Print the records below exactly, and do not carry over any picture.

== Information

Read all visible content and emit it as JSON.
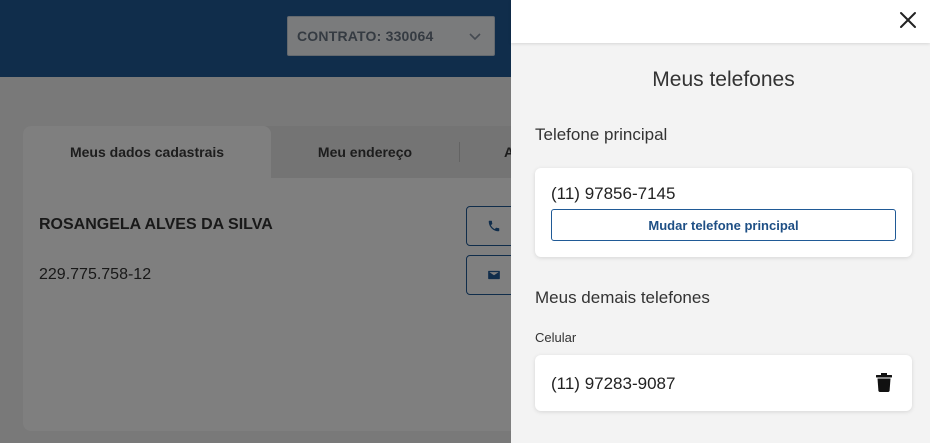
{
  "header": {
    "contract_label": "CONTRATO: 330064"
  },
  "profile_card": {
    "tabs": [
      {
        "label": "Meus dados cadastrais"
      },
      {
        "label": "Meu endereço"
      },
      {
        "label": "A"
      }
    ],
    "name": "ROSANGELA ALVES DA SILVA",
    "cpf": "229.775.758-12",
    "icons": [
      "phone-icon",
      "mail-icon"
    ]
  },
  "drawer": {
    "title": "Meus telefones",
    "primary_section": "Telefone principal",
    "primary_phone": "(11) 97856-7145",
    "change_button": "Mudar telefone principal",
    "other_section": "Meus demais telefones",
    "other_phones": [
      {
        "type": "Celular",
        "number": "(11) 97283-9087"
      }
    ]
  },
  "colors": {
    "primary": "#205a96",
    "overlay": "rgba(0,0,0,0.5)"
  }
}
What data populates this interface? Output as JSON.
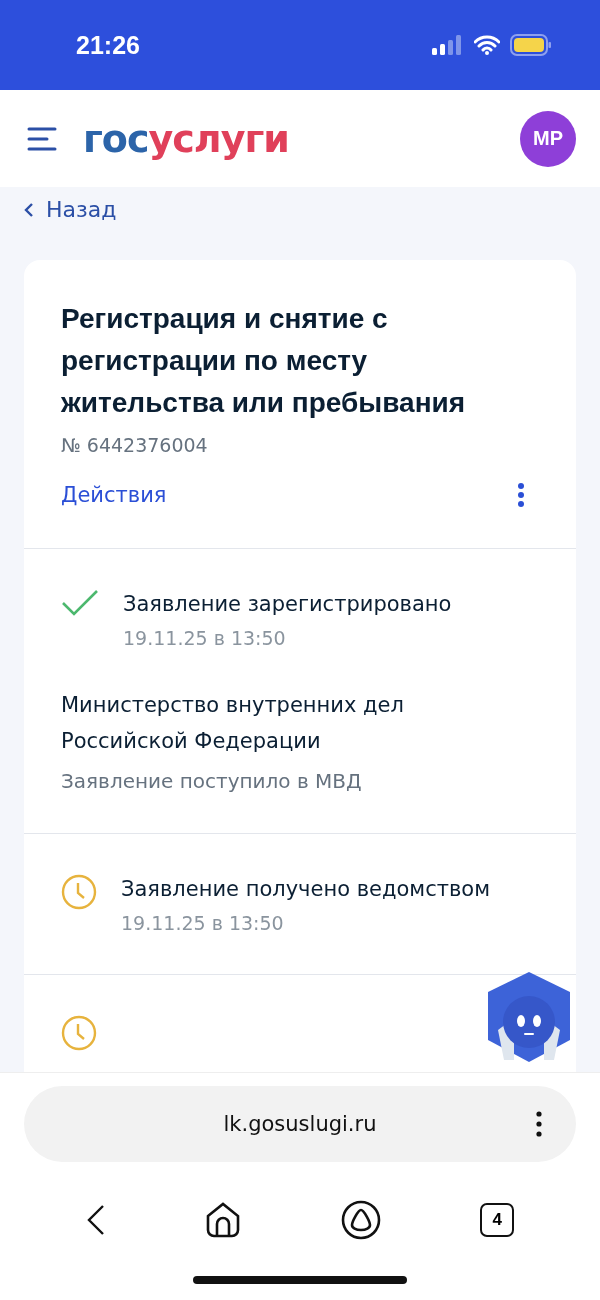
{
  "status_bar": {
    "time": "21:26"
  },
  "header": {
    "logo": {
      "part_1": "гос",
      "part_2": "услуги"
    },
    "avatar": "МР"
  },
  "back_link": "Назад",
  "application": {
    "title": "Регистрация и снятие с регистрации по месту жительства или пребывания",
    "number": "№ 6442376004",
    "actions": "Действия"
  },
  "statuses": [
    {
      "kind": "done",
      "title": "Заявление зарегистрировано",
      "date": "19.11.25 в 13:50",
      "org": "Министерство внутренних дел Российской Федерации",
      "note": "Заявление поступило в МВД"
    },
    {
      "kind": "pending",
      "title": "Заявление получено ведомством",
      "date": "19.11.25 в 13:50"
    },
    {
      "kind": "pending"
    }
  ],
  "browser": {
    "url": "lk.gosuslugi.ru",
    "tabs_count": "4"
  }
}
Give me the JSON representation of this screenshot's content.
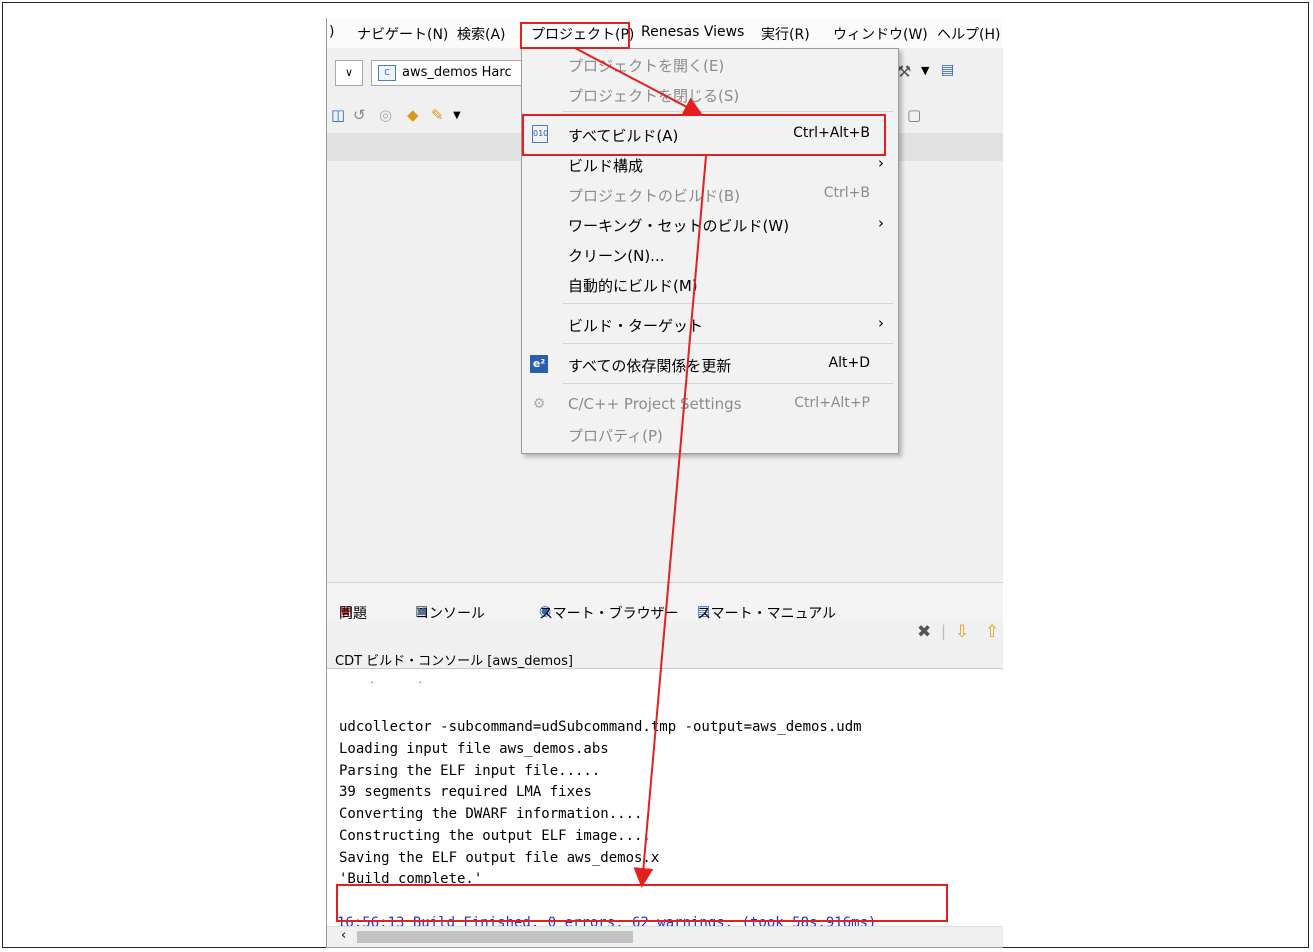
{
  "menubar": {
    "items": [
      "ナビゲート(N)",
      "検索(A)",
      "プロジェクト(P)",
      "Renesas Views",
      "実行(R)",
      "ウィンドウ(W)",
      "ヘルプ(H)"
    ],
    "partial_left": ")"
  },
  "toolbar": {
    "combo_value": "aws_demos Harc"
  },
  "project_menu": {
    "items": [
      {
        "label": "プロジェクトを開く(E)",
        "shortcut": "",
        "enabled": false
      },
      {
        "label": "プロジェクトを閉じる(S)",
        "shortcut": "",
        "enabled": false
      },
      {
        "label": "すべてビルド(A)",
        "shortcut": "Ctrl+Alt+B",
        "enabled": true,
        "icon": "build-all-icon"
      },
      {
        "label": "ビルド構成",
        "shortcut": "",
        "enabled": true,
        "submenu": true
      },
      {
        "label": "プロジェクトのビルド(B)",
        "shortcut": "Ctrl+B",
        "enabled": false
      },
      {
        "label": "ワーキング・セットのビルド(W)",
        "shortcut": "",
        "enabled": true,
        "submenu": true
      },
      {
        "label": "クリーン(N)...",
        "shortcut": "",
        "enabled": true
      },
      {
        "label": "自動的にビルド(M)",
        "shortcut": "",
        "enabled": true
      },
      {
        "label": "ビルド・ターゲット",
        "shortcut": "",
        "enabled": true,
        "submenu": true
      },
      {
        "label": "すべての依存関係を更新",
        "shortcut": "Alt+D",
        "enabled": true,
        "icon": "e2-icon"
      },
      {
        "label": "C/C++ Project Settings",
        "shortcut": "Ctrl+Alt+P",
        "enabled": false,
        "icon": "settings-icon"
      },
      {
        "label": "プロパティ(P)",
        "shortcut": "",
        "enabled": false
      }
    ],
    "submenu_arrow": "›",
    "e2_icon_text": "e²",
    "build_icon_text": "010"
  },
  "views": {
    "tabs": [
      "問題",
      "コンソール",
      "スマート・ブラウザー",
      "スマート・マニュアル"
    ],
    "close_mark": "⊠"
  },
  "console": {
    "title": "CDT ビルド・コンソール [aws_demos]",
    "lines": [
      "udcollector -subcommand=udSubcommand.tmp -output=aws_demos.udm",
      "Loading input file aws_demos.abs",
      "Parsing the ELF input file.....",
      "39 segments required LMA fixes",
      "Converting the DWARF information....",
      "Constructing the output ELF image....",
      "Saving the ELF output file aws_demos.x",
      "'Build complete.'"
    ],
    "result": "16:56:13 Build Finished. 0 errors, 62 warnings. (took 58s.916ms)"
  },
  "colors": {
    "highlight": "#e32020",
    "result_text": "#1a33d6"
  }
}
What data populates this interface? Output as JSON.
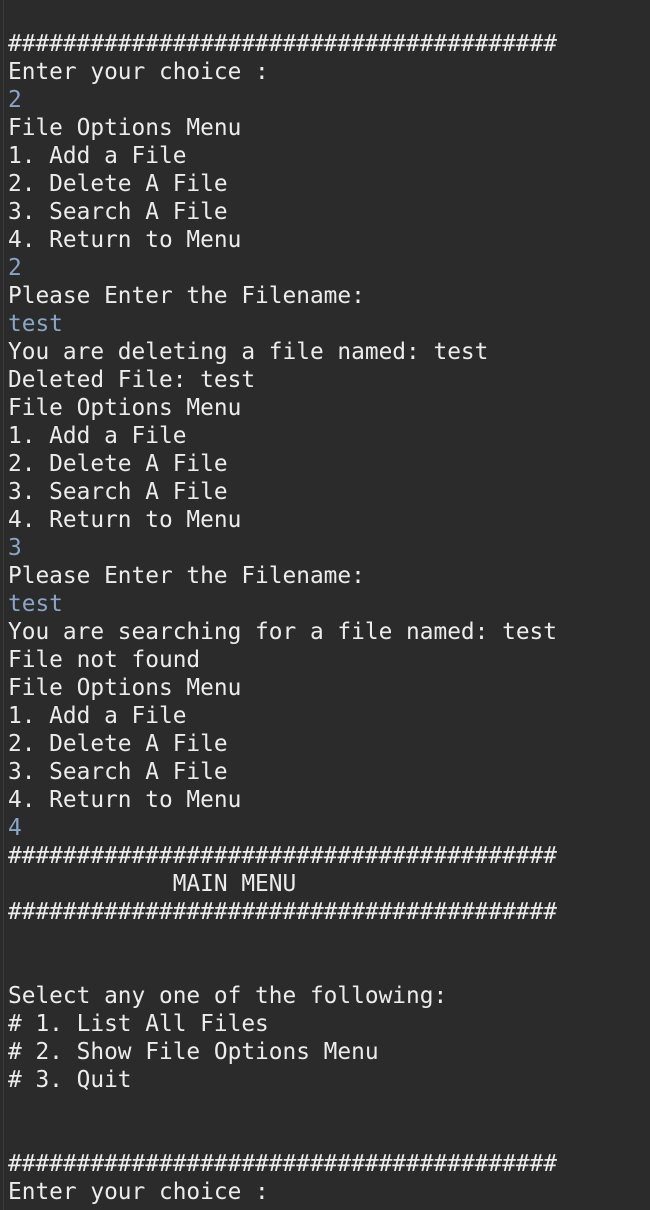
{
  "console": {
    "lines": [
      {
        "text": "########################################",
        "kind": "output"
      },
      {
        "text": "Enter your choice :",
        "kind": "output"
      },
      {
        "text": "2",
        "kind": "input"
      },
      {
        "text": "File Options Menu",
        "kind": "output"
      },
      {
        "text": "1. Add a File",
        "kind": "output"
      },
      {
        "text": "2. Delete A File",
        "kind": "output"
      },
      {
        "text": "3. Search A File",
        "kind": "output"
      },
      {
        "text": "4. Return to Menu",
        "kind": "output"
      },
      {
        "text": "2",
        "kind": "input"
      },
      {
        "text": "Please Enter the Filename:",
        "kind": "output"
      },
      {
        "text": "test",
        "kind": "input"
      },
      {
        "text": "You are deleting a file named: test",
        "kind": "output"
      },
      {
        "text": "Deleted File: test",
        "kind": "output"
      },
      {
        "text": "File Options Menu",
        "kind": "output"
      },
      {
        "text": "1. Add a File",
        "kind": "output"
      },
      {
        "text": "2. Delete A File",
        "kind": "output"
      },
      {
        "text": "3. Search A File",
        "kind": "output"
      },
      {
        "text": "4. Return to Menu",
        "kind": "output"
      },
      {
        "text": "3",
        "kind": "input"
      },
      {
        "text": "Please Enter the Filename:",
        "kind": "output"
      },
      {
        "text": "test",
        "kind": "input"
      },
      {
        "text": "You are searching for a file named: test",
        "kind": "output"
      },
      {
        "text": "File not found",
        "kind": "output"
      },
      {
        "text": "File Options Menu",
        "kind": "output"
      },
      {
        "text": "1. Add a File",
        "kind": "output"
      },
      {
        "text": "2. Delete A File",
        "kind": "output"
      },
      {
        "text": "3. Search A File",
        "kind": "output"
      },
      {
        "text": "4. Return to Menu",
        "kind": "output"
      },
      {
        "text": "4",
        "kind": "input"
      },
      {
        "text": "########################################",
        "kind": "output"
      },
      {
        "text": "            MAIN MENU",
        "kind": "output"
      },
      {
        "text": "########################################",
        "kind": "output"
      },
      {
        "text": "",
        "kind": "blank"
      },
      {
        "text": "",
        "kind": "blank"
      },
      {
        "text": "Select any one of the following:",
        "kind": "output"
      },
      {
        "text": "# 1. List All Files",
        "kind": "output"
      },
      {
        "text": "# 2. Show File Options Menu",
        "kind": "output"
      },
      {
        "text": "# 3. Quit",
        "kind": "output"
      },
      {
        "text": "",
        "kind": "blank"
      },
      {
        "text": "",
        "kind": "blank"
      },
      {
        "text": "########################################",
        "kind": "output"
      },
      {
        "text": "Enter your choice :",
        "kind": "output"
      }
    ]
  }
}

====

#### Task answer
Read all visible content and emit it as JSON.
{
  "header": {
    "contract_label": "CONTRATO: 330064"
  },
  "profile_card": {
    "tabs": [
      {
        "label": "Meus dados cadastrais"
      },
      {
        "label": "Meu endereço"
      },
      {
        "label": "A"
      }
    ],
    "name": "ROSANGELA ALVES DA SILVA",
    "cpf": "229.775.758-12",
    "icons": [
      "phone-icon",
      "mail-icon"
    ]
  },
  "drawer": {
    "title": "Meus telefones",
    "primary_section": "Telefone principal",
    "primary_phone": "(11) 97856-7145",
    "change_button": "Mudar telefone principal",
    "other_section": "Meus demais telefones",
    "other_phones": [
      {
        "type": "Celular",
        "number": "(11) 97283-9087"
      }
    ]
  },
  "colors": {
    "primary": "#205a96",
    "overlay": "rgba(0,0,0,0.5)"
  }
}
What data populates this interface? Output as JSON.
{
  "status_bar": {
    "time": "21:26"
  },
  "header": {
    "logo": {
      "part_1": "гос",
      "part_2": "услуги"
    },
    "avatar": "МР"
  },
  "back_link": "Назад",
  "application": {
    "title": "Регистрация и снятие с регистрации по месту жительства или пребывания",
    "number": "№ 6442376004",
    "actions": "Действия"
  },
  "statuses": [
    {
      "kind": "done",
      "title": "Заявление зарегистрировано",
      "date": "19.11.25 в 13:50",
      "org": "Министерство внутренних дел Российской Федерации",
      "note": "Заявление поступило в МВД"
    },
    {
      "kind": "pending",
      "title": "Заявление получено ведомством",
      "date": "19.11.25 в 13:50"
    },
    {
      "kind": "pending"
    }
  ],
  "browser": {
    "url": "lk.gosuslugi.ru",
    "tabs_count": "4"
  }
}
Give me the JSON representation of this screenshot's content.
{
  "menubar": {
    "items": [
      "ナビゲート(N)",
      "検索(A)",
      "プロジェクト(P)",
      "Renesas Views",
      "実行(R)",
      "ウィンドウ(W)",
      "ヘルプ(H)"
    ],
    "partial_left": ")"
  },
  "toolbar": {
    "combo_value": "aws_demos Harc"
  },
  "project_menu": {
    "items": [
      {
        "label": "プロジェクトを開く(E)",
        "shortcut": "",
        "enabled": false
      },
      {
        "label": "プロジェクトを閉じる(S)",
        "shortcut": "",
        "enabled": false
      },
      {
        "label": "すべてビルド(A)",
        "shortcut": "Ctrl+Alt+B",
        "enabled": true,
        "icon": "build-all-icon"
      },
      {
        "label": "ビルド構成",
        "shortcut": "",
        "enabled": true,
        "submenu": true
      },
      {
        "label": "プロジェクトのビルド(B)",
        "shortcut": "Ctrl+B",
        "enabled": false
      },
      {
        "label": "ワーキング・セットのビルド(W)",
        "shortcut": "",
        "enabled": true,
        "submenu": true
      },
      {
        "label": "クリーン(N)...",
        "shortcut": "",
        "enabled": true
      },
      {
        "label": "自動的にビルド(M)",
        "shortcut": "",
        "enabled": true
      },
      {
        "label": "ビルド・ターゲット",
        "shortcut": "",
        "enabled": true,
        "submenu": true
      },
      {
        "label": "すべての依存関係を更新",
        "shortcut": "Alt+D",
        "enabled": true,
        "icon": "e2-icon"
      },
      {
        "label": "C/C++ Project Settings",
        "shortcut": "Ctrl+Alt+P",
        "enabled": false,
        "icon": "settings-icon"
      },
      {
        "label": "プロパティ(P)",
        "shortcut": "",
        "enabled": false
      }
    ],
    "submenu_arrow": "›",
    "e2_icon_text": "e²",
    "build_icon_text": "010"
  },
  "views": {
    "tabs": [
      "問題",
      "コンソール",
      "スマート・ブラウザー",
      "スマート・マニュアル"
    ],
    "close_mark": "⊠"
  },
  "console": {
    "title": "CDT ビルド・コンソール [aws_demos]",
    "lines": [
      "udcollector -subcommand=udSubcommand.tmp -output=aws_demos.udm",
      "Loading input file aws_demos.abs",
      "Parsing the ELF input file.....",
      "39 segments required LMA fixes",
      "Converting the DWARF information....",
      "Constructing the output ELF image....",
      "Saving the ELF output file aws_demos.x",
      "'Build complete.'"
    ],
    "result": "16:56:13 Build Finished. 0 errors, 62 warnings. (took 58s.916ms)"
  },
  "colors": {
    "highlight": "#e32020",
    "result_text": "#1a33d6"
  }
}
What data populates this interface? Output as JSON.
{
  "console": {
    "lines": [
      {
        "text": "########################################",
        "kind": "output"
      },
      {
        "text": "Enter your choice :",
        "kind": "output"
      },
      {
        "text": "2",
        "kind": "input"
      },
      {
        "text": "File Options Menu",
        "kind": "output"
      },
      {
        "text": "1. Add a File",
        "kind": "output"
      },
      {
        "text": "2. Delete A File",
        "kind": "output"
      },
      {
        "text": "3. Search A File",
        "kind": "output"
      },
      {
        "text": "4. Return to Menu",
        "kind": "output"
      },
      {
        "text": "2",
        "kind": "input"
      },
      {
        "text": "Please Enter the Filename:",
        "kind": "output"
      },
      {
        "text": "test",
        "kind": "input"
      },
      {
        "text": "You are deleting a file named: test",
        "kind": "output"
      },
      {
        "text": "Deleted File: test",
        "kind": "output"
      },
      {
        "text": "File Options Menu",
        "kind": "output"
      },
      {
        "text": "1. Add a File",
        "kind": "output"
      },
      {
        "text": "2. Delete A File",
        "kind": "output"
      },
      {
        "text": "3. Search A File",
        "kind": "output"
      },
      {
        "text": "4. Return to Menu",
        "kind": "output"
      },
      {
        "text": "3",
        "kind": "input"
      },
      {
        "text": "Please Enter the Filename:",
        "kind": "output"
      },
      {
        "text": "test",
        "kind": "input"
      },
      {
        "text": "You are searching for a file named: test",
        "kind": "output"
      },
      {
        "text": "File not found",
        "kind": "output"
      },
      {
        "text": "File Options Menu",
        "kind": "output"
      },
      {
        "text": "1. Add a File",
        "kind": "output"
      },
      {
        "text": "2. Delete A File",
        "kind": "output"
      },
      {
        "text": "3. Search A File",
        "kind": "output"
      },
      {
        "text": "4. Return to Menu",
        "kind": "output"
      },
      {
        "text": "4",
        "kind": "input"
      },
      {
        "text": "########################################",
        "kind": "output"
      },
      {
        "text": "            MAIN MENU",
        "kind": "output"
      },
      {
        "text": "########################################",
        "kind": "output"
      },
      {
        "text": "",
        "kind": "blank"
      },
      {
        "text": "",
        "kind": "blank"
      },
      {
        "text": "Select any one of the following:",
        "kind": "output"
      },
      {
        "text": "# 1. List All Files",
        "kind": "output"
      },
      {
        "text": "# 2. Show File Options Menu",
        "kind": "output"
      },
      {
        "text": "# 3. Quit",
        "kind": "output"
      },
      {
        "text": "",
        "kind": "blank"
      },
      {
        "text": "",
        "kind": "blank"
      },
      {
        "text": "########################################",
        "kind": "output"
      },
      {
        "text": "Enter your choice :",
        "kind": "output"
      }
    ]
  }
}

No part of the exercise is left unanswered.